**Description of the task**
Where a line below holds the string "author", that line goes into the answer.

**Data for the task**
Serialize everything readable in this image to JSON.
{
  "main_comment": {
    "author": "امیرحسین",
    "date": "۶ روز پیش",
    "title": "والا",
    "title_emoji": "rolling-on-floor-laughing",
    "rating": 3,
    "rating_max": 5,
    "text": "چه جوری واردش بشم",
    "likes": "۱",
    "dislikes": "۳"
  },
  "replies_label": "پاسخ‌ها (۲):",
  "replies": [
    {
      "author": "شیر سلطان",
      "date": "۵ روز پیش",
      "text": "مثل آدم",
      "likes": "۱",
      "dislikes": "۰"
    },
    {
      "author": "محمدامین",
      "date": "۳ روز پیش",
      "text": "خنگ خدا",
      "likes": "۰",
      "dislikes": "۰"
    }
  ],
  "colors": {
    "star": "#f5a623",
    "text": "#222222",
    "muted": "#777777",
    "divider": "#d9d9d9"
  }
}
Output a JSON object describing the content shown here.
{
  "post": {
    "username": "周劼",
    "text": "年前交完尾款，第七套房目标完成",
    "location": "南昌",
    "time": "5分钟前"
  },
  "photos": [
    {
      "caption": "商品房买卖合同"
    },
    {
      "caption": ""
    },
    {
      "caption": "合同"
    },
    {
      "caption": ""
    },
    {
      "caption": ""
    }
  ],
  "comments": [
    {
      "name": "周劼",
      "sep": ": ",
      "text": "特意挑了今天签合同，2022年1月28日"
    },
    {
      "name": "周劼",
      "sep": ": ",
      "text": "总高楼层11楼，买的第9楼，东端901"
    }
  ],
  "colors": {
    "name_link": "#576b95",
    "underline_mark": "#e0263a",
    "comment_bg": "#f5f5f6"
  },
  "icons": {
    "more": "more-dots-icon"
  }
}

**Answer below**
    "author": "امیرحسین",
      "author": "شیر سلطان",
      "author": "محمدامین",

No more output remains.